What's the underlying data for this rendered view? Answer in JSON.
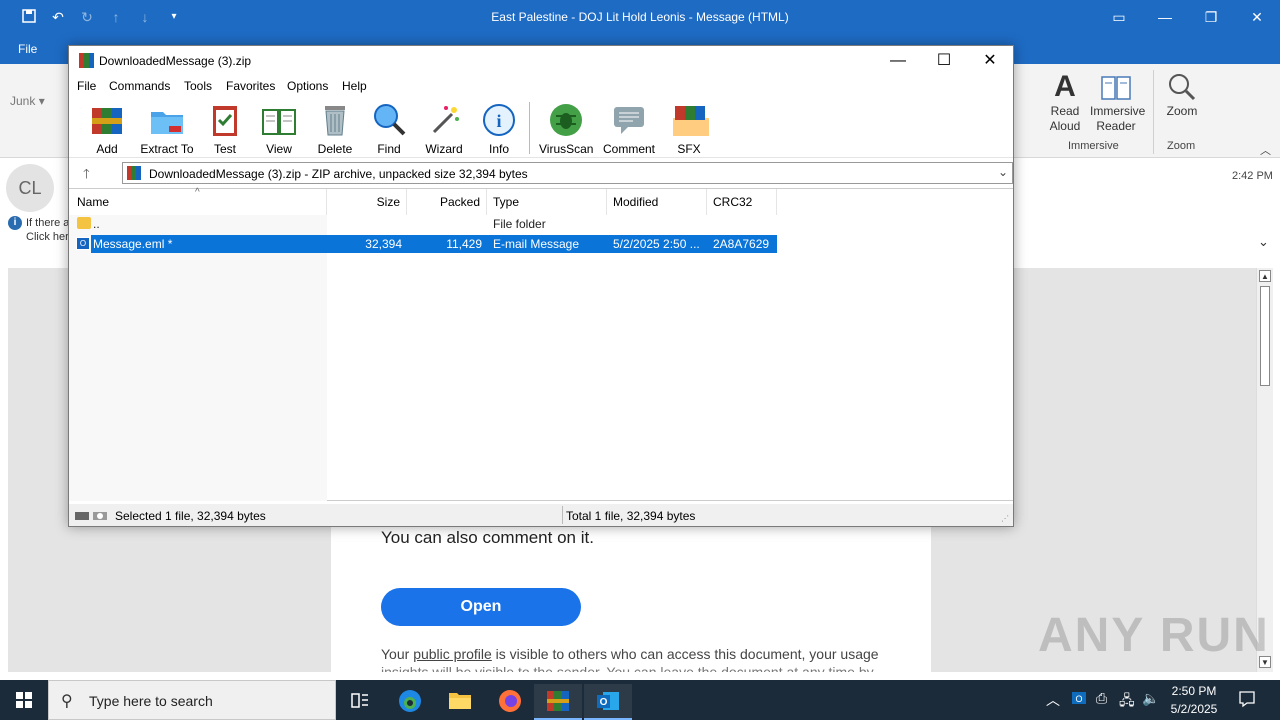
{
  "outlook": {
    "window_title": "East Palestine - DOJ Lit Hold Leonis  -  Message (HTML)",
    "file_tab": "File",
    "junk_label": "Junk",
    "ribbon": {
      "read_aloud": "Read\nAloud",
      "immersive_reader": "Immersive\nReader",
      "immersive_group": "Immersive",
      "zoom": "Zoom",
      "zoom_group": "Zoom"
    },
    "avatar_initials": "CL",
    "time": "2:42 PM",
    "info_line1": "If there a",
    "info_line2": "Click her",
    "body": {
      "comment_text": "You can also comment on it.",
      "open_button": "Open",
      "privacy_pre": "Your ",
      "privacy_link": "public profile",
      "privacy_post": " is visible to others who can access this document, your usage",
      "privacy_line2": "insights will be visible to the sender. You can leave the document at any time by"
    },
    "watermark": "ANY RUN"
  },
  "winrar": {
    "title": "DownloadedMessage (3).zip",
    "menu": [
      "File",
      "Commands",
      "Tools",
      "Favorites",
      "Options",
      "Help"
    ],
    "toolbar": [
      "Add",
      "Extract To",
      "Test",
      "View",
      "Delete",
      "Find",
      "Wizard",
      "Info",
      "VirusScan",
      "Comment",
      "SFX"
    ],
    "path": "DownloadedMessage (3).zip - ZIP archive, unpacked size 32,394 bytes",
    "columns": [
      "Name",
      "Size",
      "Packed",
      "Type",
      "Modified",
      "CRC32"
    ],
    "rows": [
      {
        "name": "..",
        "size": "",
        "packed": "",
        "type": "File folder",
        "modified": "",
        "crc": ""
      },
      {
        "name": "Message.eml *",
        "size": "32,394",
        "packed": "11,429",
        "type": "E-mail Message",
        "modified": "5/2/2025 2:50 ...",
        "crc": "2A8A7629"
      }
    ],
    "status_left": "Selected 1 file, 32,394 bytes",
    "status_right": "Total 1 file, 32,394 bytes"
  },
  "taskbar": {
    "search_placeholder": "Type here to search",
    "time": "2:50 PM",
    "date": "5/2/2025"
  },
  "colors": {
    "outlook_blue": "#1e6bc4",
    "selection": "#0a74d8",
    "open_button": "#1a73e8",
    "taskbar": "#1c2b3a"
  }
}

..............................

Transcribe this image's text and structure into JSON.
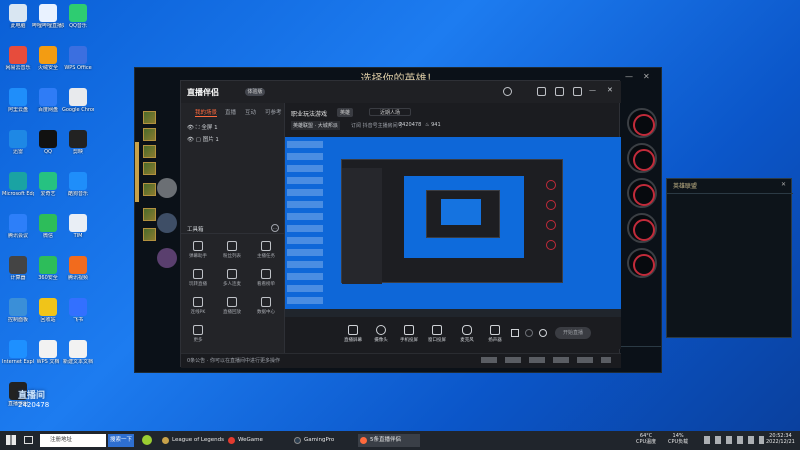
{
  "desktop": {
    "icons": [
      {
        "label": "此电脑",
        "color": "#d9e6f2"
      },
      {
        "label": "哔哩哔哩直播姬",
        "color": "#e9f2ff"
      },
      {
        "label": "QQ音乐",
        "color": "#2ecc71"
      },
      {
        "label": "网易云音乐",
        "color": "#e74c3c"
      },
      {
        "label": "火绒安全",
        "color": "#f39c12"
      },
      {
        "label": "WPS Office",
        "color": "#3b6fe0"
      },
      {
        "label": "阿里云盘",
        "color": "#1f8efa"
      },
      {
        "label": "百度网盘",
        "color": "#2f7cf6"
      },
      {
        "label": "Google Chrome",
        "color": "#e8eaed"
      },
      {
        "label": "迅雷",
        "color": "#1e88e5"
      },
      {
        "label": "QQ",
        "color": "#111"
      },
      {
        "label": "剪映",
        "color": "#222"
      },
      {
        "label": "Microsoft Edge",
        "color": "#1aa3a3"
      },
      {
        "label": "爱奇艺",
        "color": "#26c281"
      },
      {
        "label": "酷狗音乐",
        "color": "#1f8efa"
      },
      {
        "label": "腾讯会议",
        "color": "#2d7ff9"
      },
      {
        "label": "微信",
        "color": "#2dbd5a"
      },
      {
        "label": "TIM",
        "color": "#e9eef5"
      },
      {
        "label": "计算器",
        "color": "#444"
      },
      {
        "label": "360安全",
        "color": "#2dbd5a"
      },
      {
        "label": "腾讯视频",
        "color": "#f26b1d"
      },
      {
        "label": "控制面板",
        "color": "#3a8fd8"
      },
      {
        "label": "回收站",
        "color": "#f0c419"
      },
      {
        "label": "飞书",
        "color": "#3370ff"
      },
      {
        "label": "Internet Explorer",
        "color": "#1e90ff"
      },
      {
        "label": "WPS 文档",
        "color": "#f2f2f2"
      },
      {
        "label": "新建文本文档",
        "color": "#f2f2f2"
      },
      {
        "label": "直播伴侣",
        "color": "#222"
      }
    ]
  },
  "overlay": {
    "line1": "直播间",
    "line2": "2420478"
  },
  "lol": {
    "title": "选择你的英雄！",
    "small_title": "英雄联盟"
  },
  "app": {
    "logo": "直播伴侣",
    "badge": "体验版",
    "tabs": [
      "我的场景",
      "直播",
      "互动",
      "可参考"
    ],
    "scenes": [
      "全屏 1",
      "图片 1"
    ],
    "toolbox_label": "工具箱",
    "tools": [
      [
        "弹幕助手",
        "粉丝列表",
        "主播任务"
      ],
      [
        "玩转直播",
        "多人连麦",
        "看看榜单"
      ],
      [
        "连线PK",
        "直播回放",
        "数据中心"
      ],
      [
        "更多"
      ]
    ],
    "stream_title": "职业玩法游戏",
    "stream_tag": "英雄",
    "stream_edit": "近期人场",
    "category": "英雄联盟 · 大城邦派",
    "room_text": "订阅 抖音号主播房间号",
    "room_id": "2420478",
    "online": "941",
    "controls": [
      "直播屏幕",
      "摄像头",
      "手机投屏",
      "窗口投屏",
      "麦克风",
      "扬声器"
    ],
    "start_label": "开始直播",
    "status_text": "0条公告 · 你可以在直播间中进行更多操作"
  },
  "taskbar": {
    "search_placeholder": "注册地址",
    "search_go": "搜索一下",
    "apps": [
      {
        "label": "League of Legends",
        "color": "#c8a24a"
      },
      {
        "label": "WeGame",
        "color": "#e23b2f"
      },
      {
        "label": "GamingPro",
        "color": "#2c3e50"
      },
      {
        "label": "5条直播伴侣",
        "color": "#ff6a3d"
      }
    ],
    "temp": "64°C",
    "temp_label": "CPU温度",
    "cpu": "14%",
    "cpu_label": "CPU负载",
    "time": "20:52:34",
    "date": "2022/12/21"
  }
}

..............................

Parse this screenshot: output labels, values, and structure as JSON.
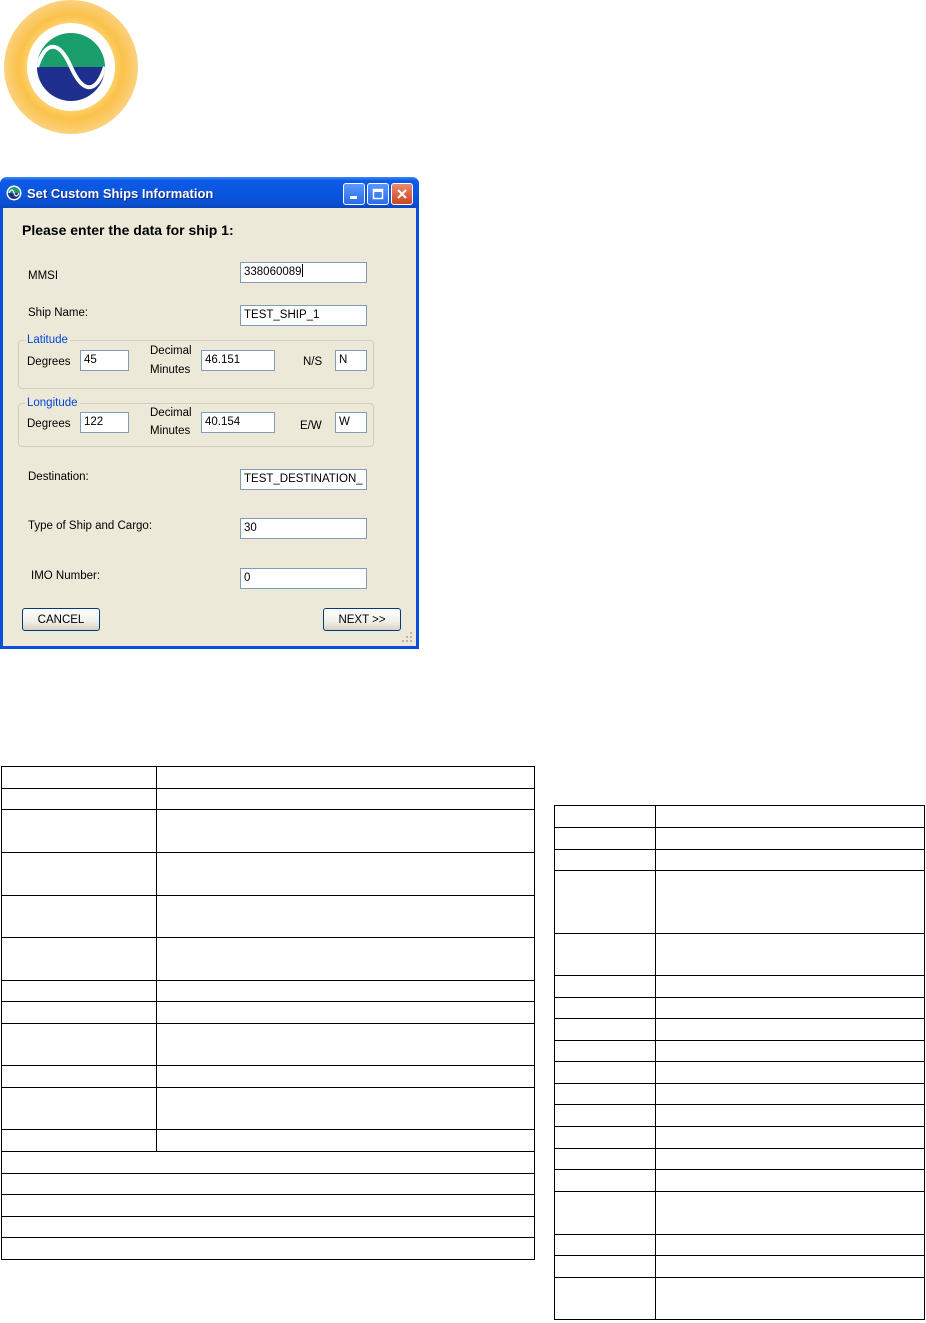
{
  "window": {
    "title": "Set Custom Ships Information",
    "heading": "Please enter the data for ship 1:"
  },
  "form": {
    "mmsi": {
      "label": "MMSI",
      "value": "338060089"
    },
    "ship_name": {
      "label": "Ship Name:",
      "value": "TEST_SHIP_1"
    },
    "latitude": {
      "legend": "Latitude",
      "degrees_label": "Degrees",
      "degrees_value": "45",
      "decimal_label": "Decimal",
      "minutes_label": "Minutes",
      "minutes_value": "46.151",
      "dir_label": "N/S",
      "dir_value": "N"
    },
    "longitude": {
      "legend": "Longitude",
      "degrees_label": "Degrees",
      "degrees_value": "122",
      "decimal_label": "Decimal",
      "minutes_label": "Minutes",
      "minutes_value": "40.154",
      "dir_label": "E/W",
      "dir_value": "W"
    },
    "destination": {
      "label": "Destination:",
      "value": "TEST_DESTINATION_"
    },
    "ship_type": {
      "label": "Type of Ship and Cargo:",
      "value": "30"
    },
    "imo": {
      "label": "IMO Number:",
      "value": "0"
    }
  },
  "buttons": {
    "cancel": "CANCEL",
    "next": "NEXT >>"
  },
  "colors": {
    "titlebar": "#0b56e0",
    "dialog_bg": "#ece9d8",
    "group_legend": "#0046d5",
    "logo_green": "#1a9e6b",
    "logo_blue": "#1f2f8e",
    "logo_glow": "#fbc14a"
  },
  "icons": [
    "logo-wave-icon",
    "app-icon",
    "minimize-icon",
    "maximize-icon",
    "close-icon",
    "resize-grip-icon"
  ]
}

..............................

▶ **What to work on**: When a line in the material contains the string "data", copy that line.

▶ **Result**:
What's the underlying data for this rendered view? Answer in JSON.
    "heading": "Please enter the data for ship 1:"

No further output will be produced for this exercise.